£155m for improvements to boost cycling + walking plus extra £1.49m for cycle superhighways

London's Mayor today announced that he was giving the London Borough's £155m for local transport improvements including £1.49m to “support” Cycle Superhighways. The announcement comes hot on the heels of the release of details of the charging regime for his new bike hire scheme.

According to a Transport for London (TfL) statement the funding is designed to improve local town centres and public spaces, create more shared space and simplify streetscapes.  It will also increase cycling facilities, support electric vehicles and car clubs and smooth traffic flow.

Examples of where the money will be spent include:

  • Central London - £935,000 for streetscape and environmental improvements underneath the Westway and outside the Chelsea and Westminster Hospital. In addition TfL is providing £6.55m towards the iconic Exhibition Road shared space project in the Capital’s museum district and £935,000 for streetscape and environmental improvements underneath the Westway and outside the Chelsea and Westminster Hospital;
  • South London - £1,230,000 for town centre improvements to Clapham Junction to provide a better interchange between transport modes and to provide better access for pedestrians;
  • West London - £840,000 for improvements along the Twickenham Road aimed at smoothing traffic flow, providing improved conditions for cyclists, buses and pedestrians;
  • East London - £250,000 to make road safety improvements in Havering, such as upgrading pedestrian crossings including around schools; and
  • North London - £130,000 to extend the existing Covent Garden pilot area for Legible London wayfinding scheme, encouraging more walking between Kings Cross and the Bloomsbury area and Covent Garden area.

The Mayor also announced an additional £1.49m of funding for the two pilot Cycle Superhighways being delivered next year – which along with his bike hire scheme are Mayor Boris's flagship cycling projects.  The money has been allocated to provide the appropriate cycle training, parking and maintenance to address the increase in demand from residents living near the new cycling infrastructure in the eight boroughs through which the new cycle routes pass. 

In a statement accompanying the announcement of his local transport spending plans Mayor of London, Boris Johnson said:
“Even in these tough economic times I am committed to providing this funding to all of London’s boroughs.

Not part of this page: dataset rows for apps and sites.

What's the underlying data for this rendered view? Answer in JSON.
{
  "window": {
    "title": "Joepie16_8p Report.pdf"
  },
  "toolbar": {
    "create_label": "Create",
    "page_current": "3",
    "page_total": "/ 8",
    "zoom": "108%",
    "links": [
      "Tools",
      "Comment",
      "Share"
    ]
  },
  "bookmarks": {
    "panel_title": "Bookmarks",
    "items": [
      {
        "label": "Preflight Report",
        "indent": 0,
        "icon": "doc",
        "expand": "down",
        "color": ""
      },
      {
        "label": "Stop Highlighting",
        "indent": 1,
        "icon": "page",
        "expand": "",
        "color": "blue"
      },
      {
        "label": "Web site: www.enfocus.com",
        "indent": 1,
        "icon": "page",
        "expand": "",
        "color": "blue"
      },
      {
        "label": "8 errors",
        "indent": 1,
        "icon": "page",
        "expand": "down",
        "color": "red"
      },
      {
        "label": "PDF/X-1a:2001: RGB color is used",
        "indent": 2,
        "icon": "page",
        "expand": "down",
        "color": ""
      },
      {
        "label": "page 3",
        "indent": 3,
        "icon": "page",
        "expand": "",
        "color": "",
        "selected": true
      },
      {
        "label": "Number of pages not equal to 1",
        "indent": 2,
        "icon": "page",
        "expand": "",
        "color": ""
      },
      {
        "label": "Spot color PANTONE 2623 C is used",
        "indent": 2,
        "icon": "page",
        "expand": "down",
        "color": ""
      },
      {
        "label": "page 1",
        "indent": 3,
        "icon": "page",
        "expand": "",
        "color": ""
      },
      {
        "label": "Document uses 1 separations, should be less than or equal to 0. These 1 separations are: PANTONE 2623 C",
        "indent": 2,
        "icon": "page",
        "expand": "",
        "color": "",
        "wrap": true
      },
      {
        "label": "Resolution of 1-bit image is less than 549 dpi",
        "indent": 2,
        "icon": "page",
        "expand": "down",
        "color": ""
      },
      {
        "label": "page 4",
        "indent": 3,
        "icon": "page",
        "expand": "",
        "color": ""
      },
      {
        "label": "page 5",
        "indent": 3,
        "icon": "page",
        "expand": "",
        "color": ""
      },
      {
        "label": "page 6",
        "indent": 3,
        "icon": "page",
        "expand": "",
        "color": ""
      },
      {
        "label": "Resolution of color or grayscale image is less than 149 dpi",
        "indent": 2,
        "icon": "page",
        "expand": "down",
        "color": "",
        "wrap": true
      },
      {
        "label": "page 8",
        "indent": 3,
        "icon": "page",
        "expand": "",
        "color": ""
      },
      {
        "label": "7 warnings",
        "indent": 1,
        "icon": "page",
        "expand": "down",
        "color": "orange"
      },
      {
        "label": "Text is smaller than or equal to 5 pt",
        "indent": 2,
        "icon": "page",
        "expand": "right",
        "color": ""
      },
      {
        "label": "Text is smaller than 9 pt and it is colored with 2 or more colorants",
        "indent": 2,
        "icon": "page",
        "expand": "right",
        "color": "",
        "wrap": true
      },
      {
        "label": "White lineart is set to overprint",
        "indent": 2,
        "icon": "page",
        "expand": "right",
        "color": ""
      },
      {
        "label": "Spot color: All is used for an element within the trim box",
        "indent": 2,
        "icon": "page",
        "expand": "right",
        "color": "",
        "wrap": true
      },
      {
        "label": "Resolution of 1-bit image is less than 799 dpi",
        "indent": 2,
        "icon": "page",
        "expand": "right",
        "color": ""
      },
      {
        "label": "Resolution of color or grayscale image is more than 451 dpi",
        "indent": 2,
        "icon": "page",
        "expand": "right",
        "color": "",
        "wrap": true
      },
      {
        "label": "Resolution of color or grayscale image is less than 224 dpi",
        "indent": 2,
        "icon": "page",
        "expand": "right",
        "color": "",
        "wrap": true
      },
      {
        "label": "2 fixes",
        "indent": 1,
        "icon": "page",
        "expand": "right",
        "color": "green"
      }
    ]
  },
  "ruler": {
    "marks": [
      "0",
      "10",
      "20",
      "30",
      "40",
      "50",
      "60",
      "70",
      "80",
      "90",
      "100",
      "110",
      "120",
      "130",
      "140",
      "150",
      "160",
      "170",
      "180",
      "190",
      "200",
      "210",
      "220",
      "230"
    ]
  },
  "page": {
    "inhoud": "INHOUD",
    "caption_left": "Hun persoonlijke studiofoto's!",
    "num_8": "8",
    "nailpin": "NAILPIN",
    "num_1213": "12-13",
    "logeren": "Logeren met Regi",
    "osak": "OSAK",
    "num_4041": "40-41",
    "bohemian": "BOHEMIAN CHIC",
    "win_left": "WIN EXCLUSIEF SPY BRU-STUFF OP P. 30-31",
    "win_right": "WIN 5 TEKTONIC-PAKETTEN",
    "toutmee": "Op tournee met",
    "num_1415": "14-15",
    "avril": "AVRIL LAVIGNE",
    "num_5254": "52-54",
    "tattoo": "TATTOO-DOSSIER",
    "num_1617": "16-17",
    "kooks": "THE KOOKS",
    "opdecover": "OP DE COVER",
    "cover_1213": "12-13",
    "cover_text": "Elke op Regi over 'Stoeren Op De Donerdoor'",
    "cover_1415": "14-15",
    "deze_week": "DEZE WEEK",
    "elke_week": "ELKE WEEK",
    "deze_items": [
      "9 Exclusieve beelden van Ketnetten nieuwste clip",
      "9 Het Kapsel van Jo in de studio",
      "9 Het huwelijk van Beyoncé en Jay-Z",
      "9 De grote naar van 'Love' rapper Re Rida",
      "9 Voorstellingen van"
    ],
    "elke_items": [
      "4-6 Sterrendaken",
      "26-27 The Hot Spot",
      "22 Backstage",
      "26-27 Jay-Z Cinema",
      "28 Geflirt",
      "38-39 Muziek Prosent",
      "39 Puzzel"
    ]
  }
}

The investment means that across the capital town centres and public spaces are being overhauled, cycling and walking facilities are being improved, and roads are being made safer. We have cut red tape to make it easier for borough councils to choose the local transport projects that benefit their residents the most, simplifying the funding system and working together to give local people the improvements they want.

"This time we're also giving an extra focus to cycling - helping to provide the training, cycle parking, and maintenance knowhow to support the introduction of the first two Cycle Superhighways next year."
Funding for local schemes is allocated each year by Transport for London. According to TfL, the Mayor has simplified the system - reducing the number of funding streams from 23 to five, and introducing fairer funding formulas where needed.

Commenting on the Mayor's initiative, London’s Transport Commissioner, Peter Hendy said: “The boroughs have identified a range of small and large scale projects that will make a real difference to local people by improving town centres and public spaces, reducing the number of collisions on our roads, improving the environment and promoting greener forms of travel.  Boroughs also have the flexibility to move certain funding between projects if, during the course of the year, they find more or less funding is needed for individual schemes.”

Plucked from the obscurity of his London commute back in the mid-Nineties to live in Bath and edit bike mags our man made the jump to the interweb back in 2006 as launch editor of a large cycling website somewhat confusingly named after a piece of navigational equipment. He came up with the idea for road.cc mainly to avoid being told what to do… Oh dear, issues there then. Tony tries to ride his bike every day and if he doesn't he gets grumpy, he likes carbon, but owns steel, and wants titanium. When not on his bike or eating cake Tony spends his time looking for new ways to annoy the road.cc team. He's remarkably good at it.